On to more serious matters “Titanic Calls Carpathia” consolidates the whole album highlighting just how much communication systems have evolved since that fateful night when Titanic collided with an iceberg. “Titanic Calls Carpathia is like the opening song divided into six parts. The opening “Millpond” is a haunting prelude created by the talented Theo Travis who played flute and sax throughout the album. Here he and elsewhere he gives an almost orchestral scale to the piece. Giving way to the main theme of the song “Titanic Calls Carpathia” highlights the futility of communication as it was then.
The plight of Apollo 13 expressed in “Lovell Calls Houston” further demonstrating how important a simple thing like a two way radio is. I found myself using the beautiful full sized booklet as a programme whilst listening to Comm which contains interesting facts heightening the enjoyment of the listening experience even further. Theo Travis’s sax and Jonathan Barrett’s fretless bass give an almost west coast feel to musical interlude between “Lost Souls Calls Antares” and “Fire In Your Fingers” which moves into full on jazz fusion. The song melts into the thought provoking conclusion “Earth Calling Anyone”.

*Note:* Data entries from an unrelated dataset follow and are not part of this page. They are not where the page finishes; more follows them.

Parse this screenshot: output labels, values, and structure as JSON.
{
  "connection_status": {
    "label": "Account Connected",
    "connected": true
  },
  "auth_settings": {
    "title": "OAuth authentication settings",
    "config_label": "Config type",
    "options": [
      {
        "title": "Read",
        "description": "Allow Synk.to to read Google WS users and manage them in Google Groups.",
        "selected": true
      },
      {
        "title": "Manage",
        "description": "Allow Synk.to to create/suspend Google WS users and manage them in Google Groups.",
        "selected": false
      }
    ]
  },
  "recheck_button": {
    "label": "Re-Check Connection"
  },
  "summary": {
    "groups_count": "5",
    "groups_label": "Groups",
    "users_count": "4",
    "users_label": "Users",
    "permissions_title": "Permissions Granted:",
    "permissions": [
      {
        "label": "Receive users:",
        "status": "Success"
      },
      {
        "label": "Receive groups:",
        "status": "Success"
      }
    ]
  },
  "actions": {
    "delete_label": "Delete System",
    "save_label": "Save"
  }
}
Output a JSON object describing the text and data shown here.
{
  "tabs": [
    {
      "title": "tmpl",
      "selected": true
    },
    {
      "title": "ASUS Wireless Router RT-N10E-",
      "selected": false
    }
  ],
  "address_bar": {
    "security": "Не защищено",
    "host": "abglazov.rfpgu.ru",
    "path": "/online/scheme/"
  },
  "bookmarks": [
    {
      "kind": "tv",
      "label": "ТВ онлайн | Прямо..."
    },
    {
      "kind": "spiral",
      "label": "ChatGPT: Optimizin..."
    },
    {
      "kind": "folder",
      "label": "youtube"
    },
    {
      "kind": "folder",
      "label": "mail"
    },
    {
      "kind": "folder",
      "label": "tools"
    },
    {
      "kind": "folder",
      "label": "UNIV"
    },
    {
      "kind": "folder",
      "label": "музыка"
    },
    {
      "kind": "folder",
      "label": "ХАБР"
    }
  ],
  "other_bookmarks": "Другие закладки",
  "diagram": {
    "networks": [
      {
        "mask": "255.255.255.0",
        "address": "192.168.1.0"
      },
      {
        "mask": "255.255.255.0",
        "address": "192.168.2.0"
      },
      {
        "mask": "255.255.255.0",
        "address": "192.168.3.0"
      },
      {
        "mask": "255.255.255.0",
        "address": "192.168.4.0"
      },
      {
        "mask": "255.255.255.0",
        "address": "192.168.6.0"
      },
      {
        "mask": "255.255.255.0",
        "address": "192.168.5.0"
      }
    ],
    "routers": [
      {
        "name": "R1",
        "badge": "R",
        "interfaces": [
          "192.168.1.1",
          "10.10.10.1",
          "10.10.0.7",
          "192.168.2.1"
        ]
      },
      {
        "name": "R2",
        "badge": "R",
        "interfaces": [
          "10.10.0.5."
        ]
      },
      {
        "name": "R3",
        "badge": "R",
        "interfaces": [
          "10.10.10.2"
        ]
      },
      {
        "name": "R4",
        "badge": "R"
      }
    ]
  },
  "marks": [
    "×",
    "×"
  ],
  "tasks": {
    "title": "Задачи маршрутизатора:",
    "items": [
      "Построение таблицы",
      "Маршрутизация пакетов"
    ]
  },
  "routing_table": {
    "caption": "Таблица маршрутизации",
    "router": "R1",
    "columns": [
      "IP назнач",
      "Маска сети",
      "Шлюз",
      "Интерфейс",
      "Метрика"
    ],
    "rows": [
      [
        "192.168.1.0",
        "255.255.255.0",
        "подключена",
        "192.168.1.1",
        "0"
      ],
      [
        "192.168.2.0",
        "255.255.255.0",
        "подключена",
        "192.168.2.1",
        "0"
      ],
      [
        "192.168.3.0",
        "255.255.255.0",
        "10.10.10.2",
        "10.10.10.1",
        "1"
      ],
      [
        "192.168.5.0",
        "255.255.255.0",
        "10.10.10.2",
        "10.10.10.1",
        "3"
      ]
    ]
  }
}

Bonus tracks on the CD only include “Spirit Of The Net” and a cover of the Genesis classic “Watcher Of The Skies”. “Spirit Of The Net” was originally recorded by Andy Tillison as a demo for the Comm project. It’s a rocky little number that would be right at home on a Bryan Adams album. It lacks the depth and breadth of the main recordings though enjoyable none the less. “Watcher Of The Skies” is performed for fun utilizing the oral skills Pete Greenwood and Phil Bernia both members of Yes tribute band SEYES. Some may view this as heresy; I would council that it should be treated as it was intended as a bit of fun.
Comm represents The Tangents best and most powerful work to date. The CD is beautifully packaged complete with a gatefold sleeve containing a superb 20 page booklet. The vinyl album contains the full sized version condensed version of the booklet and for the optically challenged such as myself is a joy to own and use. It also makes the best of Ed Unitsky’s magnificent art work. I was pleased to read as part of the acknowledgements a reference to one of my favourite musician’s martin Orford. Yes martin, I fully agree with Mr Tillison, “the world still needs you despite COMMania”.
Whichever package of Comm you go for I can guarantee that you won’t be disappointed. However, if you have a decent turntable you owe it to yourself to get a copy of Comm to play on it. I wouldn’t hesitate for too long though. I have a feeling they will sell pretty fast. This is an essential purchase for anyone who adores full on prog. It’s worth spending a little extra and getting hold of a copy of Andy Tillison’s solo project Murk. If you like electronic music you love it. But, that’s for another day…